**DATA FOR THIS EXERCISE:**
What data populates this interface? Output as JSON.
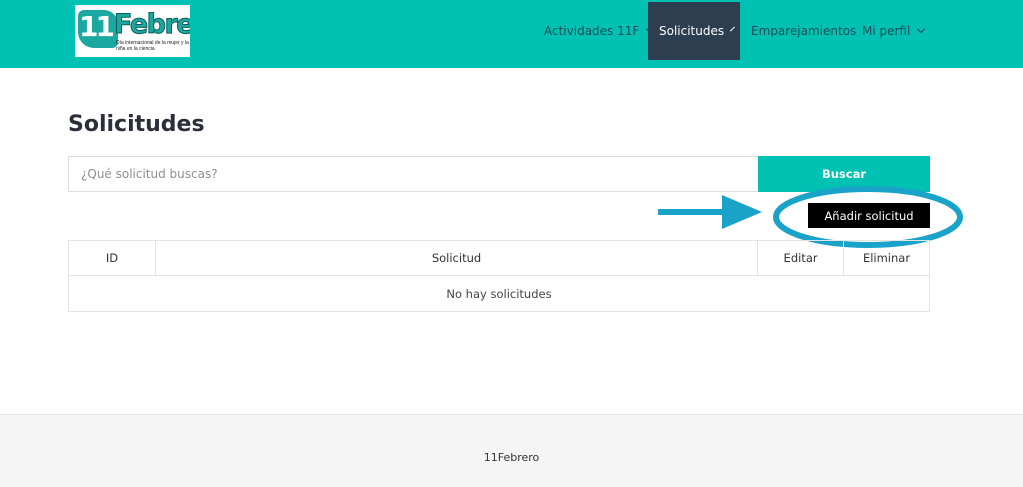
{
  "brand": {
    "logo_number": "11",
    "logo_word": "Febrero",
    "logo_tagline": "Día internacional de la mujer y la niña en la ciencia"
  },
  "nav": {
    "items": [
      {
        "label": "Actividades 11F",
        "has_dropdown": true,
        "active": false
      },
      {
        "label": "Solicitudes",
        "has_dropdown": true,
        "active": true
      },
      {
        "label": "Emparejamientos",
        "has_dropdown": false,
        "active": false
      },
      {
        "label": "Mi perfil",
        "has_dropdown": true,
        "active": false
      }
    ]
  },
  "main": {
    "title": "Solicitudes",
    "search": {
      "placeholder": "¿Qué solicitud buscas?",
      "value": "",
      "button_label": "Buscar"
    },
    "add_button_label": "Añadir solicitud",
    "table": {
      "columns": [
        "ID",
        "Solicitud",
        "Editar",
        "Eliminar"
      ],
      "empty_message": "No hay solicitudes"
    }
  },
  "footer": {
    "text": "11Febrero"
  },
  "colors": {
    "accent": "#00c1b2",
    "nav_active": "#2c3e50",
    "annotation": "#1aa3c8",
    "add_button": "#000000"
  }
}
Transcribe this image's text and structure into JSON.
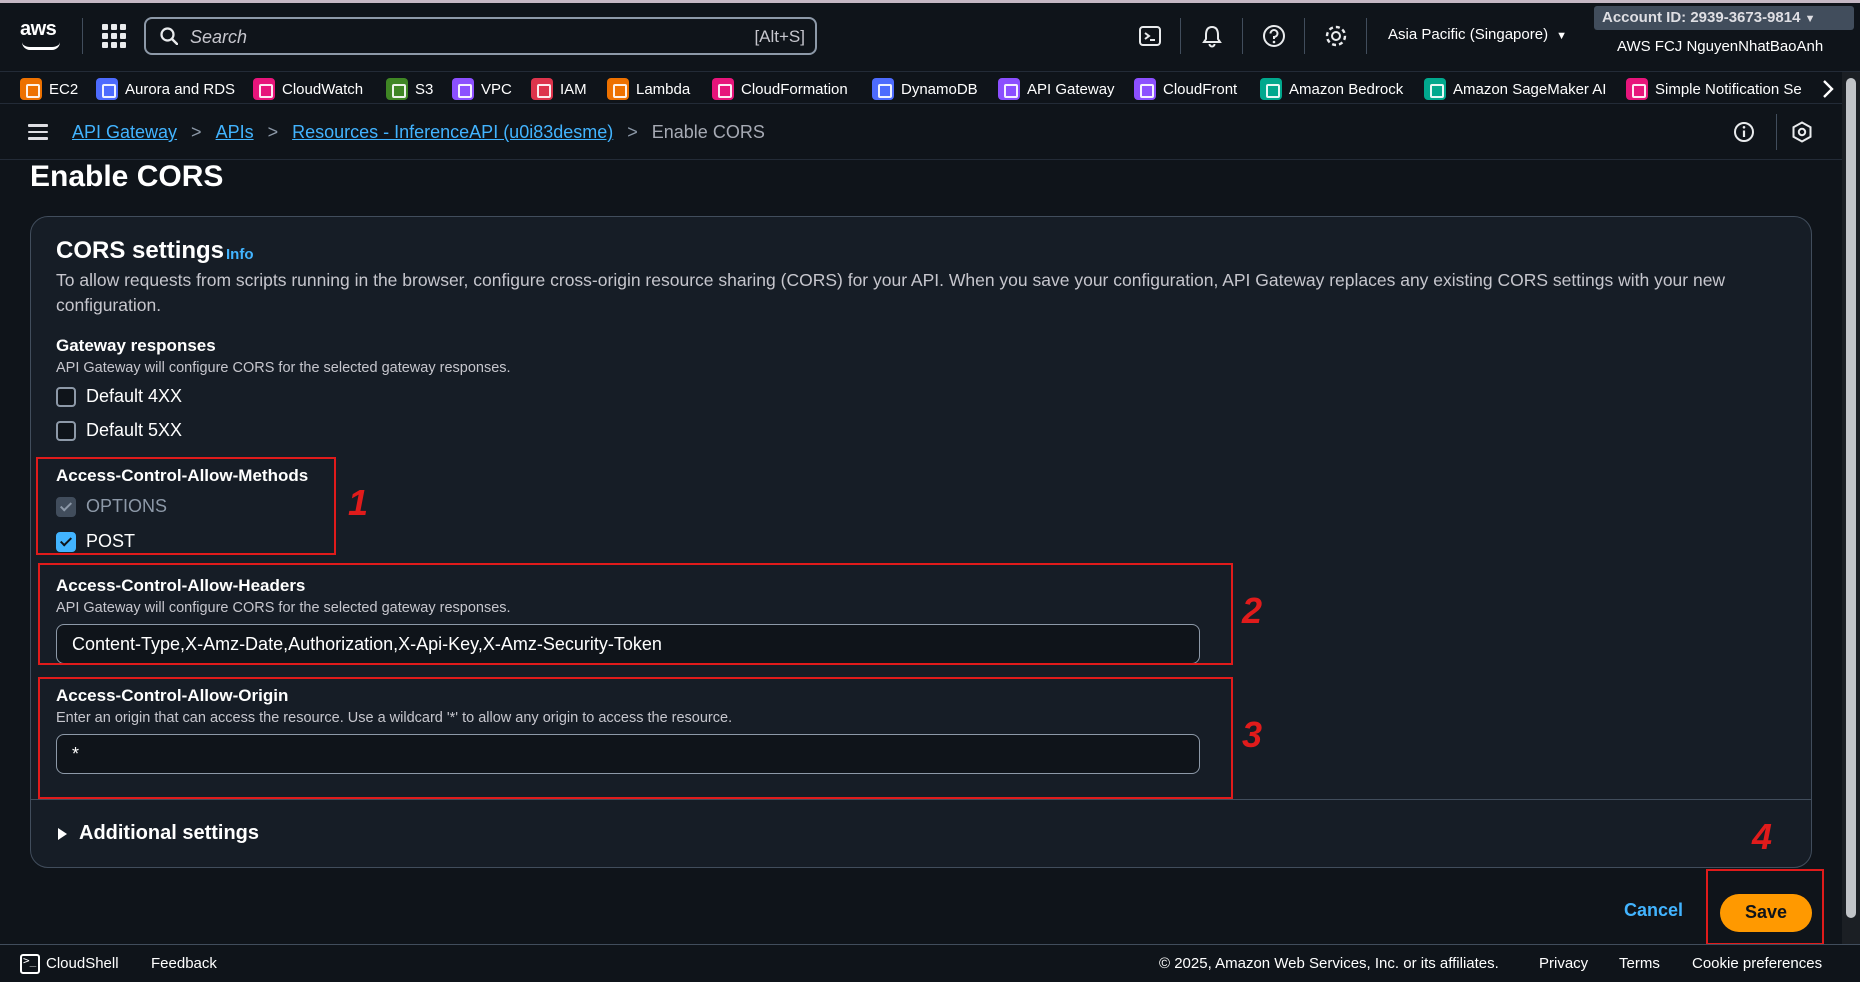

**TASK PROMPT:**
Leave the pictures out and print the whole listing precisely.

**TASK RESPONSE:**
What data populates this interface? Output as JSON.
{
  "brand": {
    "logo_number": "11",
    "logo_word": "Febrero",
    "logo_tagline": "Día internacional de la mujer y la niña en la ciencia"
  },
  "nav": {
    "items": [
      {
        "label": "Actividades 11F",
        "has_dropdown": true,
        "active": false
      },
      {
        "label": "Solicitudes",
        "has_dropdown": true,
        "active": true
      },
      {
        "label": "Emparejamientos",
        "has_dropdown": false,
        "active": false
      },
      {
        "label": "Mi perfil",
        "has_dropdown": true,
        "active": false
      }
    ]
  },
  "main": {
    "title": "Solicitudes",
    "search": {
      "placeholder": "¿Qué solicitud buscas?",
      "value": "",
      "button_label": "Buscar"
    },
    "add_button_label": "Añadir solicitud",
    "table": {
      "columns": [
        "ID",
        "Solicitud",
        "Editar",
        "Eliminar"
      ],
      "empty_message": "No hay solicitudes"
    }
  },
  "footer": {
    "text": "11Febrero"
  },
  "colors": {
    "accent": "#00c1b2",
    "nav_active": "#2c3e50",
    "annotation": "#1aa3c8",
    "add_button": "#000000"
  }
}
Transcribe this image's text and structure into JSON.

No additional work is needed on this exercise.